The overall presentation of Inquisitor is a mixed bag at current. The overall level of visual fidelity found in the environments and particle effects are very, very high, while character models and animations currently look unfinished and lacking refinement. Gunfire can sever limb from torso or gib enemies entirely, however the severance of a limb looks like the breaking of a toy instead of the visceral disfiguring of a heretic. There is much to be done to improve the animations of enemies in general. On the contrary, the damage to the environment during firefights is fantastic – quite literally some of the best I have ever seen.

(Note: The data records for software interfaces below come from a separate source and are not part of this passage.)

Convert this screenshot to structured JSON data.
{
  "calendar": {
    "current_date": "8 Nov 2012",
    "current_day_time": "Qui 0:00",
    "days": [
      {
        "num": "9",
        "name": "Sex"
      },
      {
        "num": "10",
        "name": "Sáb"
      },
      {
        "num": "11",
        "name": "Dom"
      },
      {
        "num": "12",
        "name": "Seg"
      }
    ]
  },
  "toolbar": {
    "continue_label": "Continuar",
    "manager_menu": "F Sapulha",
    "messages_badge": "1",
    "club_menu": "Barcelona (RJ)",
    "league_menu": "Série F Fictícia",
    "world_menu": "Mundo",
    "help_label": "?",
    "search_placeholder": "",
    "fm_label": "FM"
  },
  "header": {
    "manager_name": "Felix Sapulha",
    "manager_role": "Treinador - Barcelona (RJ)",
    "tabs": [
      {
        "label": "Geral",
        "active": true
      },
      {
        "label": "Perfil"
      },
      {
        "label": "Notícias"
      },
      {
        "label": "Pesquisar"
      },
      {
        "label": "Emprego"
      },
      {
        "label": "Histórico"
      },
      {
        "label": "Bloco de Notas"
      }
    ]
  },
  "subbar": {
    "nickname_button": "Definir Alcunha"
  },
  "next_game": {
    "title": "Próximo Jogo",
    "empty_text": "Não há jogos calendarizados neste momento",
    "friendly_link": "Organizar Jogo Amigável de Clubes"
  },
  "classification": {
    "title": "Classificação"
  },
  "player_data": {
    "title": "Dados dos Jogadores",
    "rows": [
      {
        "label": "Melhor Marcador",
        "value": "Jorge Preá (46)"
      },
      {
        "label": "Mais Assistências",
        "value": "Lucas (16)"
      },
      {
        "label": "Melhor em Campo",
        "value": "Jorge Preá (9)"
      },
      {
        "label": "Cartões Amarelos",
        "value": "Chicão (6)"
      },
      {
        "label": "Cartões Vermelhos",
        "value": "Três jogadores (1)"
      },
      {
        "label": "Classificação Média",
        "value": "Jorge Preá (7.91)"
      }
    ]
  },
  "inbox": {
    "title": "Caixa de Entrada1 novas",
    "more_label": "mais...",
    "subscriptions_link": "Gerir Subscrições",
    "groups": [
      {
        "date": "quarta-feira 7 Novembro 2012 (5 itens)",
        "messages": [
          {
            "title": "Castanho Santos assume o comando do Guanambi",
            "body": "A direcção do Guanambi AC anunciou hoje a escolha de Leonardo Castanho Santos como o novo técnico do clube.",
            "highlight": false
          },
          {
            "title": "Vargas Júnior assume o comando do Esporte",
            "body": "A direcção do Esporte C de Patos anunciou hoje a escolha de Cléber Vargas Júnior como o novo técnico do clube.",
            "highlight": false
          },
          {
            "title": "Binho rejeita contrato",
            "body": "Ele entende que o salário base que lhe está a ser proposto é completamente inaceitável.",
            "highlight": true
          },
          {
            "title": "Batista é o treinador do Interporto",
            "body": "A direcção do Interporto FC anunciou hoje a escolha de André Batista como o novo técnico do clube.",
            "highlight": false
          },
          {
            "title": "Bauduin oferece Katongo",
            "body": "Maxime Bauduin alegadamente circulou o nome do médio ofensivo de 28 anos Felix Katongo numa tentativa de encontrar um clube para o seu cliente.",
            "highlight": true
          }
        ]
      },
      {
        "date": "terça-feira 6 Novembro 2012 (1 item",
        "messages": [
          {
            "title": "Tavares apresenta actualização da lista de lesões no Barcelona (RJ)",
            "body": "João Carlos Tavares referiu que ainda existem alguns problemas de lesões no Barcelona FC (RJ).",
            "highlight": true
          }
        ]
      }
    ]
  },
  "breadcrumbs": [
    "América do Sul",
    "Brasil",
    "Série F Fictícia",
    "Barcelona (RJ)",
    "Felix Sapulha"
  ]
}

Explosions and gunshots appear to create more than simply bump-mapped dents and decals on the environment; they literally take the corners off of vent shafts, topple pillars and strip the metal overlay of floors to reveal pipes and wires beneath. This high fidelity destruction is something to behold – my first encounter with it was distracting almost – reminding me of the first time I witnessed the level of destruction available in Red Faction or Stranglehold. Although it’s all cosmetic and has little direct effect on gameplay, the aftermath of a gun fight looks brilliant, and really helps to convey a sense of death and destruction as a constant force in this universe.
All of the issues I have with the gameplay and presentation could come down to the fact that this is in fact an Alpha build at present. Neocoregames have a proven track record of success within the action-RPG genre with their moderately well received Van Helsing series. This gives me high hopes for where this title might end up once polished and tightened up. For an Alpha build, there is a great amount of promise behind this sluggish and messy bug-ridden build. However, I can’t possibly recommend that anyone pays full retail to enter the “The Founding” unless reporting bugs, testing gameplay and Warhammer are all high up on your list of hobbies. This is certainly one to watch.
The game has potential, but we're not ready to jump in with both feet. If the game interests you, look, but don't touch - yet.